Spot each line in the data below containing "name" and copy it.

Interface dataset entries
*** Block opens ***

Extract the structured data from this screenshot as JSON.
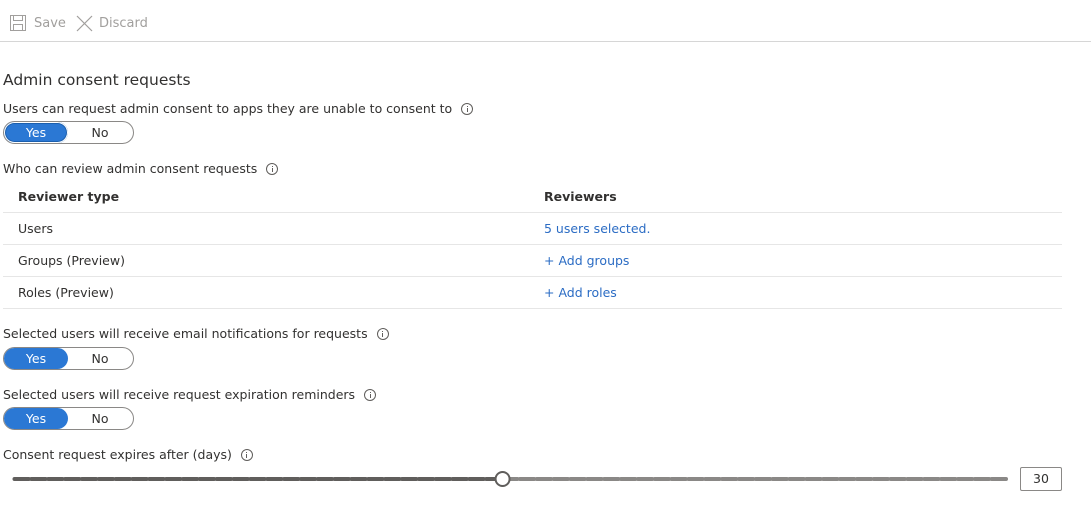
{
  "toolbar": {
    "save_label": "Save",
    "save_icon": "floppy-disk-icon",
    "discard_label": "Discard",
    "discard_icon": "close-x-icon",
    "disabled_color": "#a19f9d"
  },
  "section_title": "Admin consent requests",
  "request_consent": {
    "label": "Users can request admin consent to apps they are unable to consent to",
    "options": [
      "Yes",
      "No"
    ],
    "selected": "Yes"
  },
  "reviewers": {
    "label": "Who can review admin consent requests",
    "columns": [
      "Reviewer type",
      "Reviewers"
    ],
    "rows": [
      {
        "type": "Users",
        "reviewers": "5 users selected."
      },
      {
        "type": "Groups (Preview)",
        "reviewers": "+ Add groups"
      },
      {
        "type": "Roles (Preview)",
        "reviewers": "+ Add roles"
      }
    ]
  },
  "email_notifications": {
    "label": "Selected users will receive email notifications for requests",
    "options": [
      "Yes",
      "No"
    ],
    "selected": "Yes"
  },
  "expiration_reminders": {
    "label": "Selected users will receive request expiration reminders",
    "options": [
      "Yes",
      "No"
    ],
    "selected": "Yes"
  },
  "expiry": {
    "label": "Consent request expires after (days)",
    "value": "30",
    "min": 1,
    "max": 60
  },
  "colors": {
    "accent": "#2b78d4",
    "link": "#2b6cc4",
    "slider_filled": "#605e5c",
    "slider_empty": "#8a8886"
  }
}
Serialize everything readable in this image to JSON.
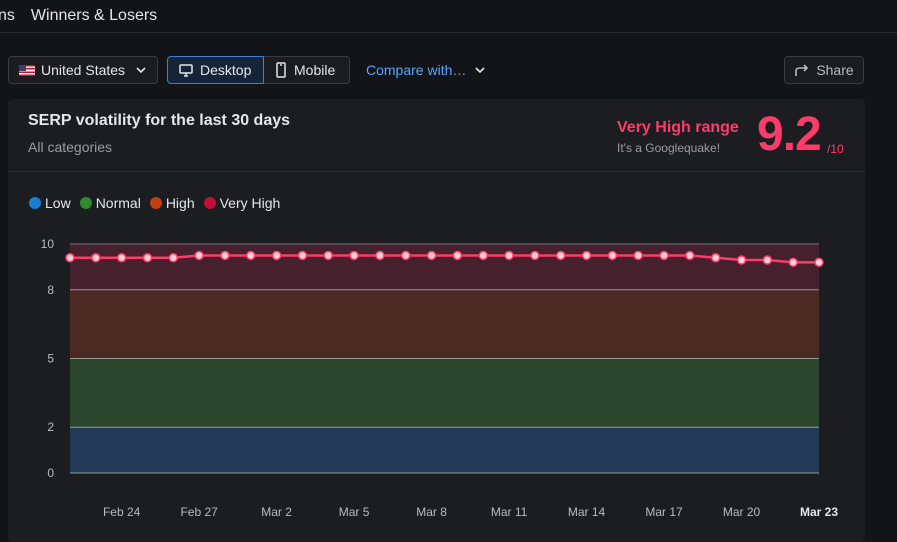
{
  "nav": {
    "tabs": [
      "ns",
      "Winners & Losers"
    ]
  },
  "controls": {
    "country": "United States",
    "devices": [
      "Desktop",
      "Mobile"
    ],
    "active_device": "Desktop",
    "compare_label": "Compare with…",
    "share_label": "Share"
  },
  "card": {
    "title": "SERP volatility for the last 30 days",
    "subtitle": "All categories",
    "range_label": "Very High range",
    "range_note": "It's a Googlequake!",
    "score": "9.2",
    "score_max": "/10"
  },
  "colors": {
    "low": "#1a7fd4",
    "normal": "#2e8b2e",
    "high": "#c0400f",
    "very_high": "#c0103a",
    "line": "#ff3b6b"
  },
  "chart_data": {
    "type": "line",
    "legend": [
      "Low",
      "Normal",
      "High",
      "Very High"
    ],
    "y_ticks": [
      0,
      2,
      5,
      8,
      10
    ],
    "ylim": [
      0,
      10
    ],
    "bands": [
      {
        "name": "Low",
        "from": 0,
        "to": 2,
        "fill": "#223a57"
      },
      {
        "name": "Normal",
        "from": 2,
        "to": 5,
        "fill": "#2b452c"
      },
      {
        "name": "High",
        "from": 5,
        "to": 8,
        "fill": "#4a2a22"
      },
      {
        "name": "Very High",
        "from": 8,
        "to": 10,
        "fill": "#47202d"
      }
    ],
    "x_tick_labels": [
      "Feb 24",
      "Feb 27",
      "Mar 2",
      "Mar 5",
      "Mar 8",
      "Mar 11",
      "Mar 14",
      "Mar 17",
      "Mar 20",
      "Mar 23"
    ],
    "x": [
      "Feb 22",
      "Feb 23",
      "Feb 24",
      "Feb 25",
      "Feb 26",
      "Feb 27",
      "Feb 28",
      "Mar 1",
      "Mar 2",
      "Mar 3",
      "Mar 4",
      "Mar 5",
      "Mar 6",
      "Mar 7",
      "Mar 8",
      "Mar 9",
      "Mar 10",
      "Mar 11",
      "Mar 12",
      "Mar 13",
      "Mar 14",
      "Mar 15",
      "Mar 16",
      "Mar 17",
      "Mar 18",
      "Mar 19",
      "Mar 20",
      "Mar 21",
      "Mar 22",
      "Mar 23"
    ],
    "series": [
      {
        "values": [
          9.4,
          9.4,
          9.4,
          9.4,
          9.4,
          9.5,
          9.5,
          9.5,
          9.5,
          9.5,
          9.5,
          9.5,
          9.5,
          9.5,
          9.5,
          9.5,
          9.5,
          9.5,
          9.5,
          9.5,
          9.5,
          9.5,
          9.5,
          9.5,
          9.5,
          9.4,
          9.3,
          9.3,
          9.2,
          9.2
        ]
      }
    ]
  }
}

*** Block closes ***

Result for this task –
        "name": "Low",
        "name": "Normal",
        "name": "High",
        "name": "Very High",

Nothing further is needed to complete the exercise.